So lets hunt for a 21mm finder. There is a bit of choice on the market : the plastic VC, the metal 21-25 VC, the old Leica in plastic or metal version, the Leica Universal Wide Finder. Ken Rockwell vouches for the plastic version of the Leica, but I ended up with the VC metal version that Riceball provided me in two weeks.
The VC metal finder is a nice piece of kit. It feels very good in the hand, (it better for about 200 USD), fits the cameras (IIIc, M6 and M262) and provide a nice view. I immediately tried it on the digital body and on two rolls of film. and I must say I am pleased with the results.
So now what about the 21mm? Well I will probably have to shoot more before I decide, but already I think going back to my VC 21F4 by buying a new finder was a smart move : shall I love the 21mm and get the new lens, I already have a finder, shall I want to sell it I have a full kit now, or maybe I can just stick with the 21F4 for a while.
The 21 is very (very very) wide, the three street shots in this page were taken at about 2 to 3 meters from the subjects and they feel like I was miles away, so I will really need to step very close for my candid shots.
I generally shoot 28, 35 and 50 Summicrons, so I must say that F4 is not mindblowing, but this is minor. On another hand the 21F4 is very tiny and pleasant to use, so I feel very comfortable when walking around that I look inconspicuous.
On a final note about the color shifting on digital bodies, some of the Leica profiles help correct it, I think one the 28mm F2.8 profile provides better results that others, have try.
Film color shots done on Kodak Portra 160NC with Leica M6 Classic
B&W shots done on Kodak TriX with Leica M6 Classic
A follow up of the last post , I showed pictured made with the Hassie 500 CM on Cinestill 50D, but that was the Leica User Group Singapore outing after all, so I carried along a Leica M4 for film shots (here) and a M262 for Digital.
On the recommendation of fellow members of the group I brought my longer lenses, the 90mm Elmarit and a Canon Serenar 135mmF4 (the bad version). I did not use the Serenar on the M4, it is too unpredictable no use to throw away valuable shots.
It is easy to see here what shots are taken with the 90mm and whose with the 50mm.
Shooting with the 90mm is very unusual for me, specially on film. The Elmarit often comes with me on holidays but only for a couple of digital shots. The results are quite pleasing, it offers very different point of view.
The film is another roll of my bulk Ultrafine Extreme 400 hand-rolled. The processing from the lab was a bit below the usual quality, that’s life.
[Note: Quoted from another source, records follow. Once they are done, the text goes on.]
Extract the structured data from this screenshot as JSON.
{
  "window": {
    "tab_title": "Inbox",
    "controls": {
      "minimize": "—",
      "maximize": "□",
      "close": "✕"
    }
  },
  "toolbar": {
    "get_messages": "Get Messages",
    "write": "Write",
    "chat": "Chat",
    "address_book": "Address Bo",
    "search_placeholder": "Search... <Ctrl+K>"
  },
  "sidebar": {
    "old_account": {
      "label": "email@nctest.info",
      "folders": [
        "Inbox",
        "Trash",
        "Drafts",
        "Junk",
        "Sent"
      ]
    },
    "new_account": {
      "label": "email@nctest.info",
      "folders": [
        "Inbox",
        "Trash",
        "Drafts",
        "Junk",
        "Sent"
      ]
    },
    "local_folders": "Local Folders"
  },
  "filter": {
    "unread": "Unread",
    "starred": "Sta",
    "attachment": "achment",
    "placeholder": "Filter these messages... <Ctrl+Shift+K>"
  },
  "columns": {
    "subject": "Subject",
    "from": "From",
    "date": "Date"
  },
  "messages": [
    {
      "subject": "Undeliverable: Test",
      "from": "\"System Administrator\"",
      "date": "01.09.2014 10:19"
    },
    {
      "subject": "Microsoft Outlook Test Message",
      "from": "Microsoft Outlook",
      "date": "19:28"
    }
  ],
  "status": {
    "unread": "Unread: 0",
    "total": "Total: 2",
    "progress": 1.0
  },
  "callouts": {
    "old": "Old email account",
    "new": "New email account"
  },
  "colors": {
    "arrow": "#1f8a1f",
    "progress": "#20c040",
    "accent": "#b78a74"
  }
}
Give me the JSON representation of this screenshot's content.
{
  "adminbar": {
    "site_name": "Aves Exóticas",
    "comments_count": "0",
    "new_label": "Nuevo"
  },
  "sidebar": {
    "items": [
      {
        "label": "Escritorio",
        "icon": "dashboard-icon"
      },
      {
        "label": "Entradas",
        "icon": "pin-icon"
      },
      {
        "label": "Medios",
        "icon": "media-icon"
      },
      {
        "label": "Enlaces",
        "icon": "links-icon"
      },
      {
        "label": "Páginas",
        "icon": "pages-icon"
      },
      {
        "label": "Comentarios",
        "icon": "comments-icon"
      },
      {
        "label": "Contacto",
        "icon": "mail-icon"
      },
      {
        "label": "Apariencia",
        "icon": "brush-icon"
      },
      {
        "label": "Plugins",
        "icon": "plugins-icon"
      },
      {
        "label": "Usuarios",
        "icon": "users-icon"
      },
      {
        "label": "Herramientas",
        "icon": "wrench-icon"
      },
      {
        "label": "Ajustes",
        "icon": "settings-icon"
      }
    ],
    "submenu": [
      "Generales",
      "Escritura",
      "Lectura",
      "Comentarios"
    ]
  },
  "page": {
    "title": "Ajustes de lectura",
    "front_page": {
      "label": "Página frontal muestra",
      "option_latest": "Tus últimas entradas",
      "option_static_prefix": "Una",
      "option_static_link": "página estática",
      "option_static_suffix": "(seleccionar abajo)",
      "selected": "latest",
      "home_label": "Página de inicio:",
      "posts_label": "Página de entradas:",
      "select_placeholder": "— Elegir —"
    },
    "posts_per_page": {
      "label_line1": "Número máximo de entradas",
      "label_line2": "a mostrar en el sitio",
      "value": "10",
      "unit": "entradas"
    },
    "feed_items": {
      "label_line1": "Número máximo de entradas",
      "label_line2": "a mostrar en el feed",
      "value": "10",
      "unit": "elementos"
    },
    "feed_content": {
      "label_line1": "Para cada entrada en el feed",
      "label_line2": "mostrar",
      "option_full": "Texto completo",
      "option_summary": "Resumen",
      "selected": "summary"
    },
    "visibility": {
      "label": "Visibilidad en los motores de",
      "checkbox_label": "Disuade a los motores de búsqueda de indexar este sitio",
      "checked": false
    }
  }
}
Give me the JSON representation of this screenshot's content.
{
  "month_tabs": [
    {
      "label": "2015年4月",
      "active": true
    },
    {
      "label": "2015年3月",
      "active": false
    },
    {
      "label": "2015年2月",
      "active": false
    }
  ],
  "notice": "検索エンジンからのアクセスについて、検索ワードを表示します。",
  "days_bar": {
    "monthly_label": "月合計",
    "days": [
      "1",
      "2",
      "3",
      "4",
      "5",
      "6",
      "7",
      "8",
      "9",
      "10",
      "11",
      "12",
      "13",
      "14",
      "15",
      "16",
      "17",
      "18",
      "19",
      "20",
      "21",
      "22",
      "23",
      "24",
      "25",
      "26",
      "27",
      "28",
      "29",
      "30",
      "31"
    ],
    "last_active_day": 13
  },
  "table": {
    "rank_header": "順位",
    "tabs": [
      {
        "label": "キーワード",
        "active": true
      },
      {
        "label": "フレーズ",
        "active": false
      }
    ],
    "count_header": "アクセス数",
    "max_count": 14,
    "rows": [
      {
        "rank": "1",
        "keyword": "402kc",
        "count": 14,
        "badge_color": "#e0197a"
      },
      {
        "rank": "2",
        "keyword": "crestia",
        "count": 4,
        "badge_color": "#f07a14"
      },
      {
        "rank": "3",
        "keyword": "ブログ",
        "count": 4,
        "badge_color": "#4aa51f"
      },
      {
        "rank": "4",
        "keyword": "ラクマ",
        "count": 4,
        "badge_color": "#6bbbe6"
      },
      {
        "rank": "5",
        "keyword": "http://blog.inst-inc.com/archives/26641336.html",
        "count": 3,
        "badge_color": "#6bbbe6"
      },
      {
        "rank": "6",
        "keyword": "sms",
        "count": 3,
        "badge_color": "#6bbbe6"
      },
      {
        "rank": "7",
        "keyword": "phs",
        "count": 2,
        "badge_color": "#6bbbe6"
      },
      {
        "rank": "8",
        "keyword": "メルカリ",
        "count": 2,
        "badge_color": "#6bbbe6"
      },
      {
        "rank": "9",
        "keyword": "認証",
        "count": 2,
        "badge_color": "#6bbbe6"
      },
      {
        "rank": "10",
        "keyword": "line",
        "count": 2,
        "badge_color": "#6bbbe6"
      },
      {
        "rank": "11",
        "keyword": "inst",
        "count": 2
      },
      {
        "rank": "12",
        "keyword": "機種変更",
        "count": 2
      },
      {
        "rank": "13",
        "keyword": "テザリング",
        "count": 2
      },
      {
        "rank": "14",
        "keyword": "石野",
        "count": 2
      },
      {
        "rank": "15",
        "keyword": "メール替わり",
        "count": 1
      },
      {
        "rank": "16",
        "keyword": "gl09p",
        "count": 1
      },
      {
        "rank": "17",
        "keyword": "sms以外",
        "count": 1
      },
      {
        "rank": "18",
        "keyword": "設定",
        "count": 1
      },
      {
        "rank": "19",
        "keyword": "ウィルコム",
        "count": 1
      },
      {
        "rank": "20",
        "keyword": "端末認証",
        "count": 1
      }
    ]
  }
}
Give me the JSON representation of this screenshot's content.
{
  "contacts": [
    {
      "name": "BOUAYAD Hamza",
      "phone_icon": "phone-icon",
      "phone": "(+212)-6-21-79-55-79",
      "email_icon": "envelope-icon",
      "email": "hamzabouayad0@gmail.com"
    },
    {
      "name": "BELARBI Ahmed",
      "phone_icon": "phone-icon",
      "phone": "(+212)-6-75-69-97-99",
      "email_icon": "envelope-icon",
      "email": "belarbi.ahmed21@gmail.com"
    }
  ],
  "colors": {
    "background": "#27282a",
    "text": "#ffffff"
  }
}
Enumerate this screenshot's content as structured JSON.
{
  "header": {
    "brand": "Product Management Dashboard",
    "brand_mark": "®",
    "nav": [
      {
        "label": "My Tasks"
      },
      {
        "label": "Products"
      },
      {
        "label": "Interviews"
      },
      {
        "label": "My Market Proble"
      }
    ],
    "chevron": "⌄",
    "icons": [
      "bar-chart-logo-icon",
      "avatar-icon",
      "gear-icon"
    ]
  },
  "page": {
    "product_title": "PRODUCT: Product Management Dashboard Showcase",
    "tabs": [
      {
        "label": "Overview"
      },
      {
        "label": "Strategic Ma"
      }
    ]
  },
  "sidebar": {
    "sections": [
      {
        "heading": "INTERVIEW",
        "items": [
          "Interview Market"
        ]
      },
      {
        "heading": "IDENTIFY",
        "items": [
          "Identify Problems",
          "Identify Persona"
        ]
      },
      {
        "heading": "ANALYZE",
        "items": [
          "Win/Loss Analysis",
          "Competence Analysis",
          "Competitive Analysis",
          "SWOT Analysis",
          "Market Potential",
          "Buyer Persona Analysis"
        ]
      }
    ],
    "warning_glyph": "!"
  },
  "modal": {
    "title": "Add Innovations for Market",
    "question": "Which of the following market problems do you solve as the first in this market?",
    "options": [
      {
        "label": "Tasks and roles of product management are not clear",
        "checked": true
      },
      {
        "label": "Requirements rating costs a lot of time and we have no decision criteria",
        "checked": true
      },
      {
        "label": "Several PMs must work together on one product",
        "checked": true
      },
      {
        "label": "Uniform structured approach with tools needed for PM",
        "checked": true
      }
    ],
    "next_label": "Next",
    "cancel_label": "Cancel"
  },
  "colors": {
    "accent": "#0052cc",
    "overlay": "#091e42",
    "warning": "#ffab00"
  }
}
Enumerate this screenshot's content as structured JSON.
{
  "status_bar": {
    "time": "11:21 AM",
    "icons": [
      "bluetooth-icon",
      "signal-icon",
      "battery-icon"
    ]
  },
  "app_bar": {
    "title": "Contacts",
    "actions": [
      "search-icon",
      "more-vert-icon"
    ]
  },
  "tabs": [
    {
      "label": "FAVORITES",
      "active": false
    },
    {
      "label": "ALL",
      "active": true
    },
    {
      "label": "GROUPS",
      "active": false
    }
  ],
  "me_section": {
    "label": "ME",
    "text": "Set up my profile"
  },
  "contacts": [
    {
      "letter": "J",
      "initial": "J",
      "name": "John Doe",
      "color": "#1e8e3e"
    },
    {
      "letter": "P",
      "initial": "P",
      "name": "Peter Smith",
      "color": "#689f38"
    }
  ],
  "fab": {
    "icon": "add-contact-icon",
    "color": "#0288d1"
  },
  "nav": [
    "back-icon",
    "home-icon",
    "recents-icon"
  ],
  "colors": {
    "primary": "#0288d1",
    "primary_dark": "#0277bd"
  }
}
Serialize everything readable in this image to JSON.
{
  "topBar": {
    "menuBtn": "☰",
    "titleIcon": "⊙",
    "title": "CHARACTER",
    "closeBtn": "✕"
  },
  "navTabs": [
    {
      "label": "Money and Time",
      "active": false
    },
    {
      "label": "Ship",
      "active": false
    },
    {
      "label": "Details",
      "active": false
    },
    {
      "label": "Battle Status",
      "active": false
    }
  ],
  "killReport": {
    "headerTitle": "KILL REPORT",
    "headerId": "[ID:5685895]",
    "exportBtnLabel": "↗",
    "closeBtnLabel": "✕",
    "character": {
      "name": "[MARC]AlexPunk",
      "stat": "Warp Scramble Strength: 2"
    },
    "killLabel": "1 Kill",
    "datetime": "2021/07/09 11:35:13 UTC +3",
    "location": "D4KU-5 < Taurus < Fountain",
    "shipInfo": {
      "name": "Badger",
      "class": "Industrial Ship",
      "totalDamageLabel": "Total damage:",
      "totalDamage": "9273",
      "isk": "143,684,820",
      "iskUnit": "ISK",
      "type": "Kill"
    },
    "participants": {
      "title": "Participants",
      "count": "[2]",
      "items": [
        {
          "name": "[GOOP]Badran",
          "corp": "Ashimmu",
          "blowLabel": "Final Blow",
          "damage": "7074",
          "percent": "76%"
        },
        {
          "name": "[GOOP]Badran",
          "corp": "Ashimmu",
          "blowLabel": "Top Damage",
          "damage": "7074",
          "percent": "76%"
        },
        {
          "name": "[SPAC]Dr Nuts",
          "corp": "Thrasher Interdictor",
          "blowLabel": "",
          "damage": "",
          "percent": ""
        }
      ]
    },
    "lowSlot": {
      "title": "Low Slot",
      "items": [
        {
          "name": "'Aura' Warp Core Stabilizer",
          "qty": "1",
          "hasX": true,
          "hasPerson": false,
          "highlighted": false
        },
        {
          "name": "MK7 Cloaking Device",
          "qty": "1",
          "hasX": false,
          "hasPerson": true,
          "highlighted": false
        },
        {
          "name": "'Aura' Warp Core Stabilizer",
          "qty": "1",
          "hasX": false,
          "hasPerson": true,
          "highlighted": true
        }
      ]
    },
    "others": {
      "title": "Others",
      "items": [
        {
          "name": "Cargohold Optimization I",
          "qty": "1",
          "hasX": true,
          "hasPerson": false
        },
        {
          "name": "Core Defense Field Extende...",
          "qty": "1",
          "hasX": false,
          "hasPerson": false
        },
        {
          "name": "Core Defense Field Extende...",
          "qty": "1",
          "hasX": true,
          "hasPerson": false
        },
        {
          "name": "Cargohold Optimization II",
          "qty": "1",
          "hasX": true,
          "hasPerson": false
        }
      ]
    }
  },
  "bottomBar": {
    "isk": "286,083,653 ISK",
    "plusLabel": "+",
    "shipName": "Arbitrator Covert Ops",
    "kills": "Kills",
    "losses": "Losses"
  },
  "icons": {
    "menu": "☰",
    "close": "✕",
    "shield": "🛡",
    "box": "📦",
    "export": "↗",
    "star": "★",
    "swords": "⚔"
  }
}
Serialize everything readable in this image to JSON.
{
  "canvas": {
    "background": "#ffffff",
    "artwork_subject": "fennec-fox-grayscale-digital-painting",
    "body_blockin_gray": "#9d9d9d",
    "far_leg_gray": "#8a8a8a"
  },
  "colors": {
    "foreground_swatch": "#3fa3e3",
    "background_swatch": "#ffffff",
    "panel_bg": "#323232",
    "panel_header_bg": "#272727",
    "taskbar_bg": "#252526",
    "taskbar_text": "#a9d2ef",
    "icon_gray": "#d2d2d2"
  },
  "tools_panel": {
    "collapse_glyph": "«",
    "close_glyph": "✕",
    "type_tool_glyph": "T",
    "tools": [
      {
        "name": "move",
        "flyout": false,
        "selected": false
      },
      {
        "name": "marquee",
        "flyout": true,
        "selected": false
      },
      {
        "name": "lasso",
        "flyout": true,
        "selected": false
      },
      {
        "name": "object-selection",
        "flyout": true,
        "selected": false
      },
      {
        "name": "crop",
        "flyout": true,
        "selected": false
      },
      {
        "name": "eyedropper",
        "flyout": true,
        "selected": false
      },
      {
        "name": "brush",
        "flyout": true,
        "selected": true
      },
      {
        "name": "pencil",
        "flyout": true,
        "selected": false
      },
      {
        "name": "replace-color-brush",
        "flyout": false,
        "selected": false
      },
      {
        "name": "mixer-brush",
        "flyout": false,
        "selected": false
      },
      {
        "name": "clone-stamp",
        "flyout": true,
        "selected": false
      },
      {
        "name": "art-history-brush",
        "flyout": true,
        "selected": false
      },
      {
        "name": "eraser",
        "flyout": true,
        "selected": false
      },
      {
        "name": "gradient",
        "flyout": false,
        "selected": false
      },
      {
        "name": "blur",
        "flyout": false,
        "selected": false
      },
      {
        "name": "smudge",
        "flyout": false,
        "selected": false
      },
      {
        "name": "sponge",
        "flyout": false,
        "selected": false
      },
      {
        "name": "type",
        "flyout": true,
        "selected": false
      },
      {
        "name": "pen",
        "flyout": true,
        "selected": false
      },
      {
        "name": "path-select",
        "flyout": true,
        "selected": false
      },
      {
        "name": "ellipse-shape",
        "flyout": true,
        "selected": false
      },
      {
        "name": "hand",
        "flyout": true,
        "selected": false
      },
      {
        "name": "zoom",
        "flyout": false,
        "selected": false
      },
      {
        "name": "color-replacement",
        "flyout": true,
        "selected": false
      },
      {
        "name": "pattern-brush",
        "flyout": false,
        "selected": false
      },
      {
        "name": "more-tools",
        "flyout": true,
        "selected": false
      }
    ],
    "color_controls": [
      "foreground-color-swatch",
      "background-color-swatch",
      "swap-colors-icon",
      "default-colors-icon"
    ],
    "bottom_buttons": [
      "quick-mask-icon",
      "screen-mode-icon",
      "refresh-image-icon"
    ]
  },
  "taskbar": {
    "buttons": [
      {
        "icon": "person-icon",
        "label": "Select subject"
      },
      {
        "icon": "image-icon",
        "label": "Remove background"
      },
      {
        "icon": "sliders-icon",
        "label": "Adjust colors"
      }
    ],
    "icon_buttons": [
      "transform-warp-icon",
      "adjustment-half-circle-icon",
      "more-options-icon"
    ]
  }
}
You see mostly men in these pictures, but there were many women as well, they just did not come on the frame at the right time.
Same day different camera in Warorot Market in Chiang Mai, the Leica M262 and the Summilux 50mmv2.
I do not have a lot to say since the last post of film pictures on the same subject, I think I still prefer the film shots. But the flexibility of the M262 in term of ISO is much appreciated. Can go high and low on demand, it looks so obvious, but not really for a film shooter.
It is also here that I realized the Summilux is seriously back focusing and that maybe I
should get a proper 50mm.
This family was rolling some kind of cigarettes.
Serious negotiation (above) about dry goods, looks like everybody was happy in the end.
The coffee shop around the corner, is quite busy and like all the upper section of the market has decent light.
This man is manually making some religious artifacts used as offerings in temples. Below one of the flower stalls doing offerings as well. There are many flower shops there, some are doing offerings some looks to be casual flower shops.
So this is it 3 years after borrowing a M9, 2 years after renting a M240 and deciding it was not for me and I better buy a M6 (Which I did), I just turned 50 and offered myself a beautiful M262 and a Summicron 28mmF2.
On the first day I went out to the Kong Siak road festival and managed to catch the following shots with the Summilux 50mm VII.
A more elaborated review will follow shortly, but it was time to share those.